JERUSALEM: PART I
A bumper first crop of Jerusalem artichokes had me toying with various ways of cooking these delicious tubers. In addition to the quintessential side serving of roast veg there was creamed Jerusalem artichoke soup topped with a beautiful chestnut and parsley pesto, and the strange-but-true Jerusalem artichoke cake from Mark Diacono's 'Year at Otter Farm', which made for a surprisingly tasty variation on your more traditional, carrot-based serving.
Cream of Jerusalem artichoke soup with chestnut & parsley pesto
Jerusalem artichoke cake
JERUSALEM: PART II
This beautiful bounty also led splendidly into my first of the month's book selection: Jerusalem by Yotam Ottolenghi & Sami Tamimi. The aforementioned j-chokes were roasted with chicken and lemon, there was some comforting lamb- and pine nut-stuffed aubergine, and the quick lemon pickle that went with his fish & caper kebabs with smoked aubergine was as bold, punchy and delicious as you'd expect.
Roasted chicken with Jerusalem artichoke and lemon
Stuffed aubergine with lamb and pine nuts
Fish & caper kebabs with burnt aubergine and lemon pickle
A CHANGE OF APETITE
I've been a latecomer to the delights offered by Diana Henry, but with a couple of her tomes now happily ensconced on the shelves it was time to start giving them a serious look.
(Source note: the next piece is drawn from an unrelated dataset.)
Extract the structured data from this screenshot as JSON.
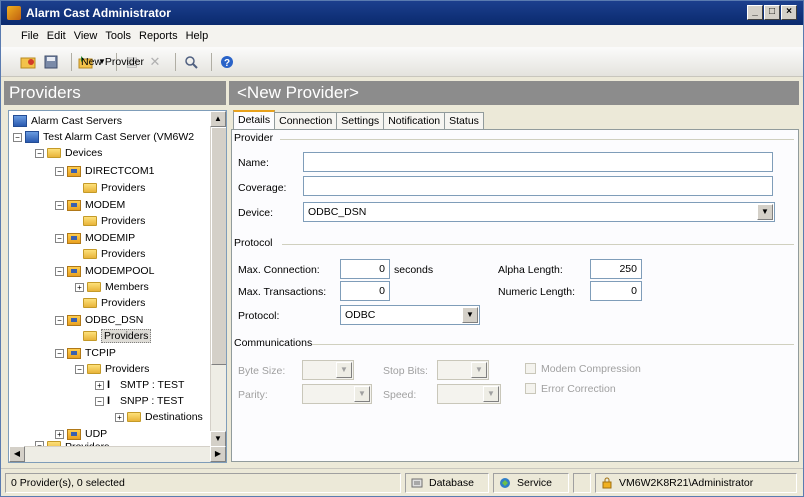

A gorgeous Cypriot pomegranate gifted to me by one of the neighbours gave a sweet, sour kick to her bejewelled roast pumpkin with labneh and walnut gremolata, her soba noodles with broccoli, chilli and fried egg made for a nice light and refreshing lunch, and the kale, salmon and barley soup with buttermilk was also a bit of a revelation.
Roast pumpkin with labneh, walnut gremolata and pomegranate
Soba noodles with broccoli, chilli and fried egg
Kale, salmon and barley soup with buttermilk
A double challenge for this month's #IGbreadclub, as I not only made my first attempt at homemade baguettes, but tried out a different technique with Hamelman's un-kneaded, six-fold French bread. Plenty of work still to do on scoring, but they ended up looking alright and the flavour was quite nice for a commercially-yeasted bread.
Hamelman's un-kneaded, six-fold French bread